In some people I see great liberty indeed; in many, if not in the most, an oppressive, degrading servitude. But what is liberty without wisdom, and without virtue? It is the greatest of all possible evils; for it is folly, vice, and madness, without tuition or restraint. Those who know what virtuous liberty is, cannot bear to see it disgraced by incapable heads, on account of their having high-sounding words in their mouths.— Reflections. (IV. 272).
Men are qualified for civil liberty in exact proportion to their disposition to put moral chains upon their own appetites; in proportion as their love to justice is above their rapacity; in proportion as their soundness and sobriety of understanding is above their vanity and presumption; in proportion as they are more disposed to listen to the counsels of the wise and good, in preference to the flattery of knaves. Society cannot exist unless a controlling power upon will and appetite he placed somewhere, and the less of it there is within, the more there must be without. It is ordained in the eternal constitution of things that men of intemperate minds cannot he free. Their passions forge their fetters.— National Assembly (IV. 319).
An Englishman is the unfittest person on earth to argue another Englishman into slavery.— Conciliation (II. 196).
But the true danger is, when liberty is nibbled away, for expedients, and by parts.— Letter to Sheriffs (II 249).

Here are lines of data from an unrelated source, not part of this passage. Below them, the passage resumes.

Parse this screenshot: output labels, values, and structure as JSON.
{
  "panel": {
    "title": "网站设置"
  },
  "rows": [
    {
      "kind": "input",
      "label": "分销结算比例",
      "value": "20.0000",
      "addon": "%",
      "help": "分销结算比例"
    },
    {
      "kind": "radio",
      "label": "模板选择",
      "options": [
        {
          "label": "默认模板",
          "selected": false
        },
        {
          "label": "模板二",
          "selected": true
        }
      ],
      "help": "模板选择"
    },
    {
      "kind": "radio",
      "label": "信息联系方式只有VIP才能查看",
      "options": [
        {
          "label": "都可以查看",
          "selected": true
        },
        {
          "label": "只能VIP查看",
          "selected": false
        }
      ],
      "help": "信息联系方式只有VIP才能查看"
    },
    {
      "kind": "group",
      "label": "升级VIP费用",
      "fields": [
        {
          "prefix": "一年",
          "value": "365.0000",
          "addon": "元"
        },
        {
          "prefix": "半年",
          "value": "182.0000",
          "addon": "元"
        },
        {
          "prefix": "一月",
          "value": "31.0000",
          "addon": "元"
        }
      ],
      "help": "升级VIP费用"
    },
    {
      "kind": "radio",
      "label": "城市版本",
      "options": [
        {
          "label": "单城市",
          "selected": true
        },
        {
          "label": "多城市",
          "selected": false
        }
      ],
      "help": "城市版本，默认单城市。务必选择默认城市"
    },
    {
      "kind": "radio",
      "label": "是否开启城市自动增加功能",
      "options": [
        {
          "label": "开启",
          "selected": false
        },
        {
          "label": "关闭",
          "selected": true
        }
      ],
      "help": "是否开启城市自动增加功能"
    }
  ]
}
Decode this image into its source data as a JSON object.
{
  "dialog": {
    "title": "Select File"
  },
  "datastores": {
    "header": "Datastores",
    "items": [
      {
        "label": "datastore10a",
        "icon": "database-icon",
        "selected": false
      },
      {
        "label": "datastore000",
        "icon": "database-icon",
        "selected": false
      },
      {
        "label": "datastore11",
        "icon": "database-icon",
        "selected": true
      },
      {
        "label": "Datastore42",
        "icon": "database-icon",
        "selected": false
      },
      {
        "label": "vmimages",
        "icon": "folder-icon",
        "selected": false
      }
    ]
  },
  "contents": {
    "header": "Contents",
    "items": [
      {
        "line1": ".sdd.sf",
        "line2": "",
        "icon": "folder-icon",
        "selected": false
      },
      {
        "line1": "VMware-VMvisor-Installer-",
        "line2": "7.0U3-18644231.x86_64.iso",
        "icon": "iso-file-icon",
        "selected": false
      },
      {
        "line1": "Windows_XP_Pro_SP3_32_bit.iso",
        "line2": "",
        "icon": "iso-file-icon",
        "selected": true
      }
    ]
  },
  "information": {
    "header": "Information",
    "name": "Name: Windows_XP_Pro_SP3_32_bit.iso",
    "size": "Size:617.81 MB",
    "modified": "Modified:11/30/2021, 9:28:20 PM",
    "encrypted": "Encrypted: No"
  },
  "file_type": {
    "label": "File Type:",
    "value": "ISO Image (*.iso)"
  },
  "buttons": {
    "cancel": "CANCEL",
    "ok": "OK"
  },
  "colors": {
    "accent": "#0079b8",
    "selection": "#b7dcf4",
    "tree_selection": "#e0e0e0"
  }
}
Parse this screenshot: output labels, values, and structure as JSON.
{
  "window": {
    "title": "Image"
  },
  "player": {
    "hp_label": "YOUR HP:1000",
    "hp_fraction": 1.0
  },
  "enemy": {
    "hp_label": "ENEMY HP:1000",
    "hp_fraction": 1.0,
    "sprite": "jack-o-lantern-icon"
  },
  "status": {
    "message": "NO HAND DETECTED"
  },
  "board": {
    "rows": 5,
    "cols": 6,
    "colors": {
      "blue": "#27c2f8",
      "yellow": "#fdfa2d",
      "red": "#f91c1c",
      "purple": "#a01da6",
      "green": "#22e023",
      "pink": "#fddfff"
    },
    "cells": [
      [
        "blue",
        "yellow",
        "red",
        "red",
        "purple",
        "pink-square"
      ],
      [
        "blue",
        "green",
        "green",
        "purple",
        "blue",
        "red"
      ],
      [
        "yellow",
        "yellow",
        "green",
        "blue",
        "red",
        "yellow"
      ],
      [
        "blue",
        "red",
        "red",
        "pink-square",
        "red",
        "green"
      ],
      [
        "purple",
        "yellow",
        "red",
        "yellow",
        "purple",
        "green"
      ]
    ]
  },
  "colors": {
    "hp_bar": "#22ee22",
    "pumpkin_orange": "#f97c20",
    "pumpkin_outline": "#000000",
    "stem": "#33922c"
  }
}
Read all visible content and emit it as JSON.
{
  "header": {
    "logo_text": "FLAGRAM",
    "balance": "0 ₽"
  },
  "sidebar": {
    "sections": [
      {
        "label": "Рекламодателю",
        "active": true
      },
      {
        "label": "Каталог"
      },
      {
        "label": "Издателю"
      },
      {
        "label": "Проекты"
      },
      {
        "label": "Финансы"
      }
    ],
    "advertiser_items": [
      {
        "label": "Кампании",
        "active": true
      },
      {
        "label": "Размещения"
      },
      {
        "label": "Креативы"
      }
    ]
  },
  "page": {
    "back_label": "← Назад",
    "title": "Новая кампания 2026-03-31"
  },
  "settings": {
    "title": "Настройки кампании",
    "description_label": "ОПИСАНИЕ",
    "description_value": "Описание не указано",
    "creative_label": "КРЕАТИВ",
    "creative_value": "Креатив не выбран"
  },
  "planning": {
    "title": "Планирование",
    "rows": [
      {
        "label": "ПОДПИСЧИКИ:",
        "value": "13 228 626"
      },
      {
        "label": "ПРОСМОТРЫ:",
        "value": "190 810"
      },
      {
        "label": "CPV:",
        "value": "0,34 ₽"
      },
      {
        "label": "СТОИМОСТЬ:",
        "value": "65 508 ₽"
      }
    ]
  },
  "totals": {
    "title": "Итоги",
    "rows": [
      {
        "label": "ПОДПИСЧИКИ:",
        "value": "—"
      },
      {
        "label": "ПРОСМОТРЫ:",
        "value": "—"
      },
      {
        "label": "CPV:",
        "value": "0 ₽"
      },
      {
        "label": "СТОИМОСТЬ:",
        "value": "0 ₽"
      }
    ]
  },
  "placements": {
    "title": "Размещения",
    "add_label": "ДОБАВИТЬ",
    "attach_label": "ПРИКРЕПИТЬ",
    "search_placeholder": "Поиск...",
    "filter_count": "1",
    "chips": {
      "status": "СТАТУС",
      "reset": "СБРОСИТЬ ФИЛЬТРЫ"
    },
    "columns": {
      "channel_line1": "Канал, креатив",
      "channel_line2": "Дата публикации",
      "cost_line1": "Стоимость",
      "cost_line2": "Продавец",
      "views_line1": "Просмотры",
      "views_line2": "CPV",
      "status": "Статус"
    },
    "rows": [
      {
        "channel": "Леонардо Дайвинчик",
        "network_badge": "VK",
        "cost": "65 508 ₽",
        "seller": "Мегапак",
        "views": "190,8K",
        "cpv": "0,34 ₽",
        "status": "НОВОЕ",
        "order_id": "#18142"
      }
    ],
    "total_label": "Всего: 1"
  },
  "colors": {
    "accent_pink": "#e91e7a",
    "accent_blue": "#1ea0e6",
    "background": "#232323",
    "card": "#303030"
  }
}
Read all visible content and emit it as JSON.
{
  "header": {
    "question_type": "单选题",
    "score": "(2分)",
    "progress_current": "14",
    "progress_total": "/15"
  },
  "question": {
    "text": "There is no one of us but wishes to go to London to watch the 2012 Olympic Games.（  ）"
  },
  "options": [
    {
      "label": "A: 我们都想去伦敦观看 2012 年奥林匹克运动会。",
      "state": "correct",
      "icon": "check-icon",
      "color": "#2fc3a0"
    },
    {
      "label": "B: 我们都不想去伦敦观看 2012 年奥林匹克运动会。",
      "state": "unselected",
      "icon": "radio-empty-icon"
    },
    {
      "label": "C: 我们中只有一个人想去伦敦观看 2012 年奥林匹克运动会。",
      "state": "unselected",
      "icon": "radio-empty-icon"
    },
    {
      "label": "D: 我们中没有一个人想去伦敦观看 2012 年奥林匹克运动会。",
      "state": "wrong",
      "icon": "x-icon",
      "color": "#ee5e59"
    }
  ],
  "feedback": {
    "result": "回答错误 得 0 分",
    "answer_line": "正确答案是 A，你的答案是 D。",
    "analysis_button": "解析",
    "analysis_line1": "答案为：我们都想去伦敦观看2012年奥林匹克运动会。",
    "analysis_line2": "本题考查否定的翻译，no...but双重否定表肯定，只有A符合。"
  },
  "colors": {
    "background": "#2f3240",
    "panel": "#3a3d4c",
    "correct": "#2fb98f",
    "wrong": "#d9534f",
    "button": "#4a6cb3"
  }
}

I have no idea of a liberty unconnected with honesty and justice. Nor do I believe that any good constitutions of government, or of freedom, can find it necessary for their security to doom any part of the people to a permanent slavery. Such a constitution of freedom, if such can be, is in effect no more than another name for the tyranny of the strongest faction ; and factions in republics have been, and are, full as capable as monarchs of the most cruel oppression and injustice. It is but too true, that the love, and even the very idea, of genuine liberty is extremely rare. It is but too true, that there are many, whose whole scheme of freedom is made up of pride, perverseness, and insolence. They feel themselves in a state of thraldom, they imagine that their souls are cooped and cabined in, unless they have some man, or some body of men, dependent on their mercy. This desire of having some one below them descends to those who are the very lowest of all,— and a Protestant cobbler, debased by his poverty, but exalted by his share of the ruling Church, feels a pride in knowing it is by his generosity alone that the peer, whose footman's instep he measures, is able to keep his chaplain from a jail. This disposition is the true source of the passion, which many men, in very humble life, have taken to the American war. Our subjects in America; our colonies; our dependants. This lust of party-power is the liberty they hunger and thirst for; and this syren song of ambition has charmed ears that one would have thought were never organised to that sort of music. — Bristol, 1780 (III. 41).
Liberty, such as deserves the name, is an honest, equitable, diffusive and impartial principle. It is a great and enlarged virtue, and not a sordid, selfish, and illiberal vice. It is the portion of the mass of the citizens, and not the haughty licence of some potent individual or some predominant faction.— Letter to Richard Burke.
Abstract liberty, like other mere abstractions, is not to be found. Liberty inheres in some sensible object; and every nation has formed to itself some favourite point, which by way of eminence becomes the criterion of their happiness. — Conciliation (II 185).